The Franco-Belgian Accord, which lasted from 1920 until October 1936 when Belgium declared itself neutral, included an article which 'discussed greater integration of frontier defenses' (according to Wikipedia).
The Maginot line was started in 1929 and covered only the France-Germany border. The Ardennes forest was considered impenetrable and was thus not protected.
The reasons why the French didn't extend the line (initially at least) along the France-Belgium border are clear enough (they didn't want to offend their allies the Belgians). The belief was that the French army could defend the shorter (non-Maginot) area, but this seems to be contradicted by the extension of the line after the Franco-Belgian accord fell apart (though the extended section was not of the same strength as the original section).

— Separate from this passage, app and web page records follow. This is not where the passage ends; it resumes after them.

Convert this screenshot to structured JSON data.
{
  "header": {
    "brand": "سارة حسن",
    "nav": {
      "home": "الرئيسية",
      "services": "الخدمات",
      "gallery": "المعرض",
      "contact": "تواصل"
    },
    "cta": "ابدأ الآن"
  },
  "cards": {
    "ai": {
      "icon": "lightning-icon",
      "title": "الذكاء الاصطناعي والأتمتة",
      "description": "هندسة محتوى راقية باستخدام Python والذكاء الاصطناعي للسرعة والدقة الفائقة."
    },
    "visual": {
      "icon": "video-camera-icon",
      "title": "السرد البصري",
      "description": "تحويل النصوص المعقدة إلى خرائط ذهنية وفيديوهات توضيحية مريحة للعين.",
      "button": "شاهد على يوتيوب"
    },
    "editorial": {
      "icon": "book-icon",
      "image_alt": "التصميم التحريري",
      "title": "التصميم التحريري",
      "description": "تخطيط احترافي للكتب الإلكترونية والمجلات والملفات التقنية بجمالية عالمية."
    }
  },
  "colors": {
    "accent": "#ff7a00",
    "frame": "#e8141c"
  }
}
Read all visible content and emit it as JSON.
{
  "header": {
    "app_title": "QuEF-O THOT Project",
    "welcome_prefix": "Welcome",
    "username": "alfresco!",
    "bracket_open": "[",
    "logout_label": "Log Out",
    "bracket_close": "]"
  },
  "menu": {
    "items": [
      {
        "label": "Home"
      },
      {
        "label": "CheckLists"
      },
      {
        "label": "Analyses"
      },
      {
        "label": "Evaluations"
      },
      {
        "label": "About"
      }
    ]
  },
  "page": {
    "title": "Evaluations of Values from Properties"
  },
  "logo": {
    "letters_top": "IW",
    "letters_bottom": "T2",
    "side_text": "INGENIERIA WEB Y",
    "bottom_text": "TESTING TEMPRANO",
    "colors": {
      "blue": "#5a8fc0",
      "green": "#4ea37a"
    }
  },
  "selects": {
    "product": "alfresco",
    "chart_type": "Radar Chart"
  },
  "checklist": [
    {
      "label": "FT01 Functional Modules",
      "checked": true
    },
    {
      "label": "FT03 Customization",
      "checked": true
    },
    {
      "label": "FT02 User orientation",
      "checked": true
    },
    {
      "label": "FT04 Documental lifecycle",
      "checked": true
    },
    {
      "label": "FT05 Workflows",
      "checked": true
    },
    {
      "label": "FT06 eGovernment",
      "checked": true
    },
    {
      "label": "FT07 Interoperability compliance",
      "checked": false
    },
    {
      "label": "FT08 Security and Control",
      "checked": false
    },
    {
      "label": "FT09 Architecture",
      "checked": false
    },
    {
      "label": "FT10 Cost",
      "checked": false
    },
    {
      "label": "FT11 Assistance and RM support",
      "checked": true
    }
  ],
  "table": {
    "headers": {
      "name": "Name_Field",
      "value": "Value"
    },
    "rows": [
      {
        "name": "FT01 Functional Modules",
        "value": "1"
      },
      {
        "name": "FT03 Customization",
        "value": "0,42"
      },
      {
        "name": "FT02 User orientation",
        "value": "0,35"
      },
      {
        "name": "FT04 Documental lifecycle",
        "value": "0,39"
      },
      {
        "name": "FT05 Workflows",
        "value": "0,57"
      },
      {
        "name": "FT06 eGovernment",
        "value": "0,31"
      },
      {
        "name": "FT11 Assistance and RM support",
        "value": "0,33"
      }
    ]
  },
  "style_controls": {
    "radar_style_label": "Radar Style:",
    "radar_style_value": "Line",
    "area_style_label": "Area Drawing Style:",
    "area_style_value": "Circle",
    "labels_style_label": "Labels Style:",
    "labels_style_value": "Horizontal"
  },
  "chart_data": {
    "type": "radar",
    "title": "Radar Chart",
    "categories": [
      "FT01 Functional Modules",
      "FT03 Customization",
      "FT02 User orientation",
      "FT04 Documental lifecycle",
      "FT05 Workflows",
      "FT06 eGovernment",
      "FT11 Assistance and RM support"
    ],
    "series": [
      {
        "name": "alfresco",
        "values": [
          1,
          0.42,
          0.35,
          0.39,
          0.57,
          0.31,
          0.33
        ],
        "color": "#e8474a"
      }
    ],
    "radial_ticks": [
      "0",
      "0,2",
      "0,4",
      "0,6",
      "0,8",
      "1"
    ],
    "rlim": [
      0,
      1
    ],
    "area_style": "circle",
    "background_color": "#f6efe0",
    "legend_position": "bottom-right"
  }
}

Prior to Belgium's withdrawal from the accord, was there ever a plan to extend the line along the Belgium-Netherlands border as part of the aforementioned discussion of 'greater integration of frontier defenses'? If not, was this because of the cost? Or was it because the Belgians (especially the Flemish population) didn't want too much French influence? Or was it because the Belgians didn't want to offend the Dutch? Or perhaps a combination of all three?